Cowichan Bay man’s truck stolen in nasty trick

‘Try to be a Good Samaritan and my $20,000 truck gets stolen right under my nose’

Threads N Tails owner Lee-Ann Burke’s pet clothing has been featured on the cover of the June/July issue of Pet Connection Magazine. (Submitted)
Lake Cowichan business featured on magazine cover

Lee-Ann Burke hopes the extra publicity will increase sales

North Cowichan’s senior environment specialist Dr. Dave Preikshot (pictured) said there’s a wide spectrum of views on carbon credits. (File photo)
Carbon credits expected to be part of discussions around forest reserve

North Cowichan acknowledges wide range of views on issue

Blue Moon Marquee from Duncan will be featured at the 2021 TD Vancouver International Jazz Festival on June 28. (Submitted)
Blue Moon Marquee to play Vancouver Jazz Festival
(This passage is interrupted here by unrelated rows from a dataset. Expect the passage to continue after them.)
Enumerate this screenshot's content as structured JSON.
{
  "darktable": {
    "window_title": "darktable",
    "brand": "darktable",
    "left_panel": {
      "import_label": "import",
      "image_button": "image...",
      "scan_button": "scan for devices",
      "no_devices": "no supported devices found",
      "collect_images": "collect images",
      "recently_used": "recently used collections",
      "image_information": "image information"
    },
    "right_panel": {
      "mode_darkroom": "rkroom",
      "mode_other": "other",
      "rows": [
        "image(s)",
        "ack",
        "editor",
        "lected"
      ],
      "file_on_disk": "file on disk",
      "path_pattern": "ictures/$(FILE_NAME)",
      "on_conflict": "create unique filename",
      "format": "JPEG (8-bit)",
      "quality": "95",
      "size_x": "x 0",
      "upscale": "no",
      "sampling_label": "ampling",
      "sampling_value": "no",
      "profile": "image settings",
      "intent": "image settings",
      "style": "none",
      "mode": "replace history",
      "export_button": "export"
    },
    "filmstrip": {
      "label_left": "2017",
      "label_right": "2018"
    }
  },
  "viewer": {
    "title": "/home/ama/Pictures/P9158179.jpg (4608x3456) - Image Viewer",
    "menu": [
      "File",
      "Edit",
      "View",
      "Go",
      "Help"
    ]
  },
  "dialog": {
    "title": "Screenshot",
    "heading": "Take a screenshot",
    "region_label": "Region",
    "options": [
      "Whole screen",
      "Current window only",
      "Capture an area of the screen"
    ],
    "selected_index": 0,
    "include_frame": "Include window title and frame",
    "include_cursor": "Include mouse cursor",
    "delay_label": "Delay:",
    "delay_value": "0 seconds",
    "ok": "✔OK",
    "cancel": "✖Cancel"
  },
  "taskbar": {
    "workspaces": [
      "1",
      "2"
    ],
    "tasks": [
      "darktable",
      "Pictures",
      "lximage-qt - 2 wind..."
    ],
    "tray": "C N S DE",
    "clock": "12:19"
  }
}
What’s coming up in the A&E scene

Sonia Furstenau, MLA
Proposed Health Professions Act would eliminate barriers, guide regulations

Is your doctor a member of good standing with the BC College… Continue reading

Canadian Prime Minister Justin Trudeau participates in a plenary session at the G7 Summit in Carbis Bay, England on Friday June 11, 2021. THE CANADIAN PRESS/Adrian Wyld
Canada donating 13M surplus COVID-19 vaccine doses to poor countries

Trudeau says the government will pay for 87 million shots to be distributed to poor countries

Montreal Canadiens goaltender Carey Price (31) is scored on by Vegas Golden Knights defenseman Alec Martinez, not pictured, during the second period in Game 1 of an NHL hockey Stanley Cup semifinal playoff series Monday, June 14, 2021, in Las Vegas. (AP Photo/John Locher)
Habs fall 4-1 to Vegas Golden Knights in Game 1 of NHL semifinal series

Match was Montreal’s first game outside of Canada in 2021

Kelowna-Lake Country MLA Norm Letnick, assistant deputy speaker at the B.C. legislature, presides over committee discussions. The legislature is completing its delayed spring session this week, with most MLAs participating by video conference. (Hansard TV)
B.C.’s daily COVID-19 infections dip below 100 over weekend

Only 68 new cases recorded Monday, four additional deaths

Cannabis bought in British Columbia (Ashley Wadhwani/Black Press Media)
Is it time to start thinking about greener ways to package cannabis?

Packaging suppliers are still figuring eco-friendly and affordable packaging options that fit the mandates of Cannabis Regulations

Gabriola Island artist Sheila Norgate is promoting the Digital Innovation Group’s art impact survey. (File photo)
Vancouver Island artists get behind regional arts impact study

Artists urged to use their stature to help put arts and culture super-region on the map

The BC Ferries website went down for a short while Monday morning following a provincial announcement that recreational travel between health authorities can resume Tuesday. (Black Press Media file photo)
BC Ferries’ website crashes in wake of provincial reopening announcement

Website back up now, recreational travel between health regions to resume as of Tuesday

Neighbours fight a small late-night bush fire with garden hoses and shovels in Cinnabar Valley on June 5. They couldn’t get help from local fire services because the fire was located in an area under B.C. Wildfire Services jurisdiction. (Photo courtesy Muriel Wells)
Neighbours on edge of Nanaimo city limits left to put out bush fire themselves

Cinnabar Valley residents tackle fire with hoses and buckets for two and a half hours

The Kamloops Indian Residential School is photographed using a drone in Kamloops, B.C., Monday, June, 14, 2021. The remains of 215 children were discovered buried near the former school earlier this month. THE CANADIAN PRESS/Jonathan Hayward
Communities grapple with what to do with former residential and day schools

Some tear them down as a tool to help healing, others repurpose them as tools for moving forward

Creative handmade signs abound at the June 13 Tofino rally for old growth trees. (Nora O’Malley photo)
VIDEO: Tofino stands in solidarity for Fairy Creek Blockades

Over 150 supporters attend rally hosted by Friends of Clayoquot Sound

Most Read